He said from a distance it was amazing to see the changing colours of the Karaweik's Pagoda-like rooftop with spires as the sun slowly set.
At night, the barge is lit up and reflects on the calm waters of the lake.
The 400-cover two-storeyed Karaweik Palace, close to the 2,500-year-old Shwedagon Pagoda, which enshrines strands of the Buddha's hair and other holy relics, serves the buffet with a live cultural performance for three hours every evening from 6 p.m. Tickets are on sale from 9 a.m. to 4 p.m.
The entertainment includes puppet show, traditional and acrobatic dances and an elephant (costume) dance mainly depict Myanmarese culture and history. There is also an exhibition of traditional arts, handicrafts and costumes.
The restaurant is also open in the afternoons for lunch and serves Myanmarese and Chinese food sans the cultural programme.
The restaurant's staff is dressed in medieval attire and some like Royal Guards to give you a 'royal' feel.
The restaurant also offers local makeup, called 'thanaka', at the entrance.

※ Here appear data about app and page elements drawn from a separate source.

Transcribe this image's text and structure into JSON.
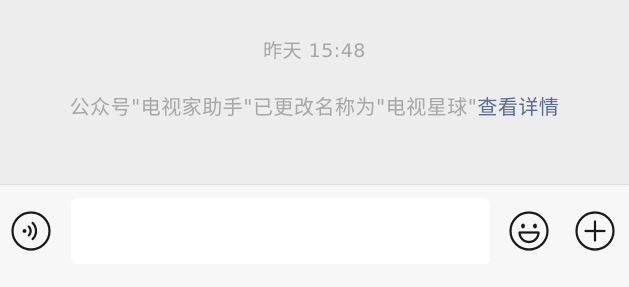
{
  "chat": {
    "timestamp": "昨天 15:48",
    "notice_text": "公众号\"电视家助手\"已更改名称为\"电视星球\"",
    "notice_link": "查看详情"
  },
  "input_bar": {
    "text_value": "",
    "voice_icon": "voice-wave-icon",
    "emoji_icon": "smiley-face-icon",
    "plus_icon": "plus-circle-icon"
  },
  "colors": {
    "chat_background": "#ededed",
    "input_bar_background": "#f7f7f7",
    "system_text": "#a7a7a7",
    "link": "#576b95",
    "icon_stroke": "#181818"
  }
}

"It's one of my favourite dining places in Yangon that gives a feel of what the country was centuries ago," Live to Love India chairperson Arjun Pandey told this visiting IANS correspondent.
Live to Love International is a network of non-profit organizations founded by the Gyalwang Drukpa, the spiritual head of Drukpa Buddhists.
"The food is authentic, nice and reasonably priced for the show and buffet dinner. Besides, it offers free treats on the walkway that gives a feeling of relishing street food," Pandy added.
The history of Karaweik Palace dates to 1972 when its construction began. The tourism ministry initially operated it. In 1998, the Zaykabar Company, a major conglomerate with interests in telecom and construction, took it over.
Its design is based on the Pyi Gyi Mon Royal Barge, a boat once used by the Burmese kings to travel.
After seeing an end to five decades of a military junta rule in Myanmar (earlier known as Burma) in 2011 and years of isolation, this South East Asian nation is now opening up to tourists.
The Ministry of Hotels and Tourism says there were more than 4.2 million arrivals at the end of November last year.
Myanmar attracted $2.64 billion foreign investment in 47 projects in the hotels and tourism sector in 2015, up $1.5 billion from $1.14 billion in 36 projects in 2011.
According to the ministry's master plan (2013-2020), tourist arrivals are estimated to hit 7.49 million in 2020.
A majority of foreign tourists come from China, Thailand, France, Germany and the US.